In 1931, sororities could count more than three-quarters of the women students as members. However, despite enjoying strong popularity, the often exclusive organizations came under fire.
Molly Yard, a member of the Class of 1933 and later a president of the National Organization for Women, calls the fight to abolish the sorority system at Swarthmore her first political campaign. In a 2000 interview, she described the discrimination against Jewish students that prompted her action: one student was barred from Chi Omega, her older sister's sorority; another was refused by her own sorority, Kappa Alpha Theta.

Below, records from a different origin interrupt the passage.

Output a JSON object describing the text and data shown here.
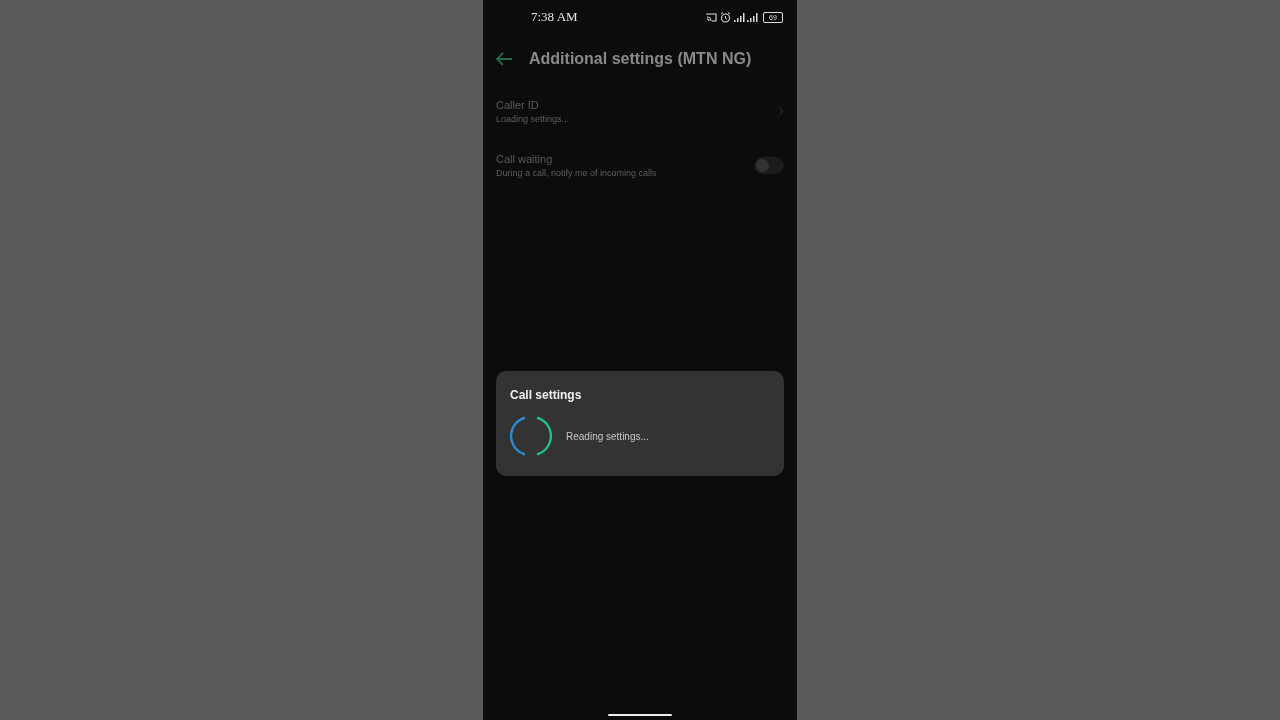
{
  "status_bar": {
    "time": "7:38 AM",
    "battery": "69"
  },
  "header": {
    "title": "Additional settings (MTN NG)"
  },
  "settings": [
    {
      "kind": "link",
      "title": "Caller ID",
      "summary": "Loading settings..."
    },
    {
      "kind": "toggle",
      "title": "Call waiting",
      "summary": "During a call, notify me of incoming calls",
      "on": false
    }
  ],
  "dialog": {
    "title": "Call settings",
    "message": "Reading settings..."
  }
}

"We carried the matter all the way to the national office," Yard said. When they said no, she stated, "That did it. We organized a campaign."The Phoenix referred to the several months that followed as the "women's fraternity agitation." And the agitation only increased after the vote, run by the Women's Student Government Association, was taken.

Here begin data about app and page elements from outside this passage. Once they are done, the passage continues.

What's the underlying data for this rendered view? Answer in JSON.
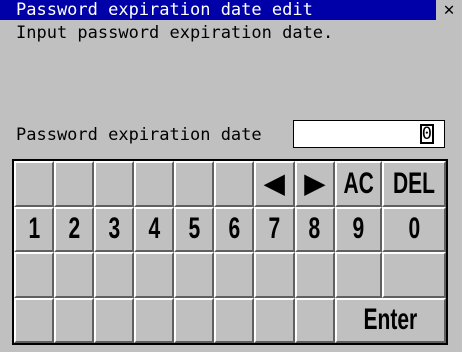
{
  "window": {
    "title": "Password expiration date edit",
    "close_glyph": "✕"
  },
  "message": "Input password expiration date.",
  "field": {
    "label": "Password expiration date",
    "value": "0"
  },
  "keypad": {
    "row1": [
      "",
      "",
      "",
      "",
      "",
      "",
      "◀",
      "▶",
      "AC",
      "DEL"
    ],
    "row2": [
      "1",
      "2",
      "3",
      "4",
      "5",
      "6",
      "7",
      "8",
      "9",
      "0"
    ],
    "row3": [
      "",
      "",
      "",
      "",
      "",
      "",
      "",
      "",
      "",
      ""
    ],
    "row4": [
      "",
      "",
      "",
      "",
      "",
      "",
      "",
      "",
      "Enter"
    ]
  },
  "colors": {
    "titlebar": "#0000a8",
    "background": "#c0c0c0",
    "field_bg": "#ffffff"
  }
}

"When we voted to abolish the system, all hell broke loose," Yard said. "Alums descended on the college. Because of the pressure, President Aydelotte decided to put off the decision for a year. I remember how furious I was at him. I ran to his door and banged on it, and he said, 'What's the matter, Molly? Are you afraid to take a vote again next year?' And I said, 'Of course not.'"The next year, an even greater number voted to uphold the ban. "That," Yard said, "was how it was done."